I normally don’t use the word sweet twice in one day, unless I accidentally my husband’s over sugared coffee cup. But I can’t really come up with a better description of these books. The characters are kind. The stories are such that a younger child reading above age level wouldn’t find anything inappropriate in them. And a finicky reader, my son, loved them. What more can I say?
If your newly independent reader is intimidated by long books, give these a try. They vary in length from approximately 1100 words to 1200 words but are broken up in a way that makes them easy to conquer.
January 9, 2009
The Manx Cat
by Joanne Mattern
(AR Level 4.9)
This is a great book for cat lovers. It teaches you a lot about the Manx cat and a lot about the cat’s origin. It also gives some myths about Manx cats.
Illustrated by really good photos. Lots of great cats.
If you like cats and are excited about reading, this is the book for you.
I wish I had a Manx!
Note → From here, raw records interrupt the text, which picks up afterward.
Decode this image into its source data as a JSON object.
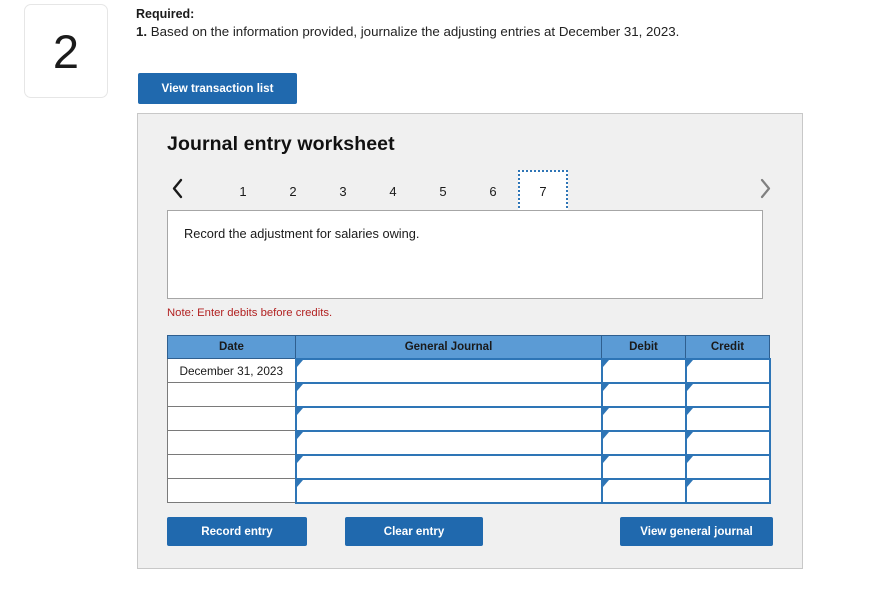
{
  "question_number": "2",
  "required": {
    "label": "Required:",
    "item_number": "1.",
    "item_text": "Based on the information provided, journalize the adjusting entries at December 31, 2023."
  },
  "view_transaction_list_button": "View transaction list",
  "worksheet": {
    "title": "Journal entry worksheet",
    "prev_arrow": "chevron-left",
    "next_arrow": "chevron-right",
    "tabs": [
      {
        "label": "1",
        "selected": false
      },
      {
        "label": "2",
        "selected": false
      },
      {
        "label": "3",
        "selected": false
      },
      {
        "label": "4",
        "selected": false
      },
      {
        "label": "5",
        "selected": false
      },
      {
        "label": "6",
        "selected": false
      },
      {
        "label": "7",
        "selected": true
      }
    ],
    "instruction": "Record the adjustment for salaries owing.",
    "note": "Note: Enter debits before credits.",
    "table": {
      "headers": [
        "Date",
        "General Journal",
        "Debit",
        "Credit"
      ],
      "rows": [
        {
          "date": "December 31, 2023",
          "general_journal": "",
          "debit": "",
          "credit": ""
        },
        {
          "date": "",
          "general_journal": "",
          "debit": "",
          "credit": ""
        },
        {
          "date": "",
          "general_journal": "",
          "debit": "",
          "credit": ""
        },
        {
          "date": "",
          "general_journal": "",
          "debit": "",
          "credit": ""
        },
        {
          "date": "",
          "general_journal": "",
          "debit": "",
          "credit": ""
        },
        {
          "date": "",
          "general_journal": "",
          "debit": "",
          "credit": ""
        }
      ]
    },
    "buttons": {
      "record_entry": "Record entry",
      "clear_entry": "Clear entry",
      "view_general_journal": "View general journal"
    }
  },
  "colors": {
    "button_blue": "#2069ae",
    "header_blue": "#5b9bd5",
    "field_border_blue": "#2e75b6",
    "panel_bg": "#f0f0f0",
    "note_red": "#b22222"
  }
}
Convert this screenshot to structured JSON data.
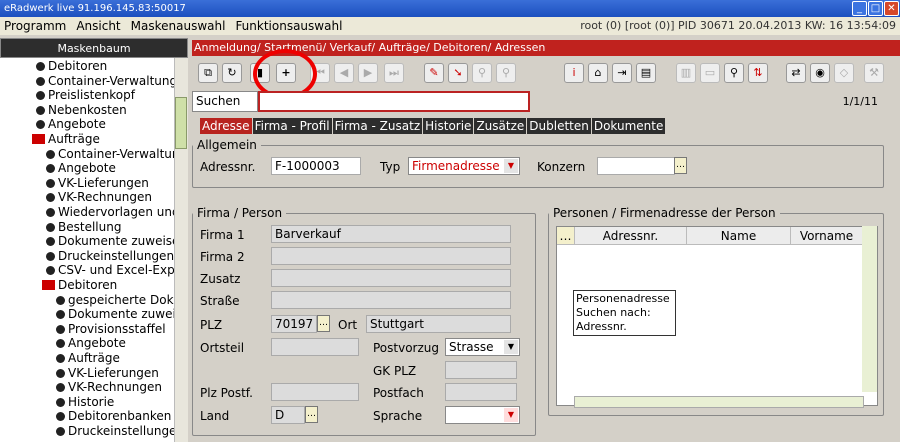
{
  "window": {
    "title": "eRadwerk live 91.196.145.83:50017",
    "status": "root (0) [root (0)] PID 30671  20.04.2013 KW: 16  13:54:09"
  },
  "menu": [
    "Programm",
    "Ansicht",
    "Maskenauswahl",
    "Funktionsauswahl"
  ],
  "sidebar": {
    "title": "Maskenbaum",
    "items": [
      {
        "label": "Debitoren",
        "kind": "dot",
        "level": 0
      },
      {
        "label": "Container-Verwaltung",
        "kind": "dot",
        "level": 0
      },
      {
        "label": "Preislistenkopf",
        "kind": "dot",
        "level": 0
      },
      {
        "label": "Nebenkosten",
        "kind": "dot",
        "level": 0
      },
      {
        "label": "Angebote",
        "kind": "dot",
        "level": 0
      },
      {
        "label": "Aufträge",
        "kind": "folder",
        "level": 0
      },
      {
        "label": "Container-Verwaltung",
        "kind": "dot",
        "level": 1
      },
      {
        "label": "Angebote",
        "kind": "dot",
        "level": 1
      },
      {
        "label": "VK-Lieferungen",
        "kind": "dot",
        "level": 1
      },
      {
        "label": "VK-Rechnungen",
        "kind": "dot",
        "level": 1
      },
      {
        "label": "Wiedervorlagen und",
        "kind": "dot",
        "level": 1
      },
      {
        "label": "Bestellung",
        "kind": "dot",
        "level": 1
      },
      {
        "label": "Dokumente zuweise",
        "kind": "dot",
        "level": 1
      },
      {
        "label": "Druckeinstellungen",
        "kind": "dot",
        "level": 1
      },
      {
        "label": "CSV- und Excel-Exp",
        "kind": "dot",
        "level": 1
      },
      {
        "label": "Debitoren",
        "kind": "folder",
        "level": 1
      },
      {
        "label": "gespeicherte Doku",
        "kind": "dot",
        "level": 2
      },
      {
        "label": "Dokumente zuwei",
        "kind": "dot",
        "level": 2
      },
      {
        "label": "Provisionsstaffel",
        "kind": "dot",
        "level": 2
      },
      {
        "label": "Angebote",
        "kind": "dot",
        "level": 2
      },
      {
        "label": "Aufträge",
        "kind": "dot",
        "level": 2
      },
      {
        "label": "VK-Lieferungen",
        "kind": "dot",
        "level": 2
      },
      {
        "label": "VK-Rechnungen",
        "kind": "dot",
        "level": 2
      },
      {
        "label": "Historie",
        "kind": "dot",
        "level": 2
      },
      {
        "label": "Debitorenbanken",
        "kind": "dot",
        "level": 2
      },
      {
        "label": "Druckeinstellunge",
        "kind": "dot",
        "level": 2
      }
    ]
  },
  "breadcrumb": "Anmeldung/ Startmenü/ Verkauf/ Aufträge/ Debitoren/ Adressen",
  "search": {
    "label": "Suchen",
    "value": "",
    "pager": "1/1/11"
  },
  "tabs": [
    "Adresse",
    "Firma - Profil",
    "Firma - Zusatz",
    "Historie",
    "Zusätze",
    "Dubletten",
    "Dokumente"
  ],
  "allgemein": {
    "legend": "Allgemein",
    "adressnr_label": "Adressnr.",
    "adressnr": "F-1000003",
    "typ_label": "Typ",
    "typ": "Firmenadresse",
    "konzern_label": "Konzern",
    "konzern": ""
  },
  "firma": {
    "legend": "Firma / Person",
    "firma1_label": "Firma 1",
    "firma1": "Barverkauf",
    "firma2_label": "Firma 2",
    "firma2": "",
    "zusatz_label": "Zusatz",
    "zusatz": "",
    "strasse_label": "Straße",
    "strasse": "",
    "plz_label": "PLZ",
    "plz": "70197",
    "ort_label": "Ort",
    "ort": "Stuttgart",
    "ortsteil_label": "Ortsteil",
    "ortsteil": "",
    "postvorzug_label": "Postvorzug",
    "postvorzug": "Strasse",
    "gkplz_label": "GK PLZ",
    "gkplz": "",
    "plzpostf_label": "Plz Postf.",
    "plzpostf": "",
    "postfach_label": "Postfach",
    "postfach": "",
    "land_label": "Land",
    "land": "D",
    "sprache_label": "Sprache",
    "sprache": ""
  },
  "personen": {
    "legend": "Personen / Firmenadresse der Person",
    "columns": [
      "Adressnr.",
      "Name",
      "Vorname"
    ],
    "tooltip": [
      "Personenadresse",
      "Suchen nach:",
      "Adressnr."
    ]
  }
}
–Guest Reviewer (9 years-old/almost 10 years-old), Son of SueBE
January 5, 2009
Girls of Riyadh
by Rajaa Alsanea
One day before Christmas, I found myself in the audio section of our local library branch. With several pieces of handwork to finish, I was almost out of audio books and had nothing on request. Books with international setting always catch my attention so I picked this up.
The author, Rajaa Alsanea, grew up in Riyadh, the youngest of two daughters. She has created a novel that details the lives of four young women from the upper class of Riyadh, Saudi Arabia. This world of women had previously been unknown to the outside world.
Having heard about Saudi Arabia and the closely guarded lives of its women only threw the news, this book fascinated me. First of all, I was impressed by the freedoms these women seized for themselves. In truth, the women didn’t seem significantly less free than the men. Before you object to that statement — read or listen to the book. Mothers have a great deal of influence over who their sons marry. Both men and women face sometimes very strict dress codes. Secondly, I was impressed by how the struggles of these women to be themselves, fighting the expectations of others, mirrored what I see my own nieces going through.
This novel was originally published in Arabic. When it feels like the author is delivering a lecture on Saudi clothing, food or something similar, she is. These bits were added to help U.S. readers with elements of Saudi culture they would not know.
An adult book, this would be suitable for teen readers but would most likely interest women much more than men. I would also advise listening to the book if possible to get a feel for the proper names.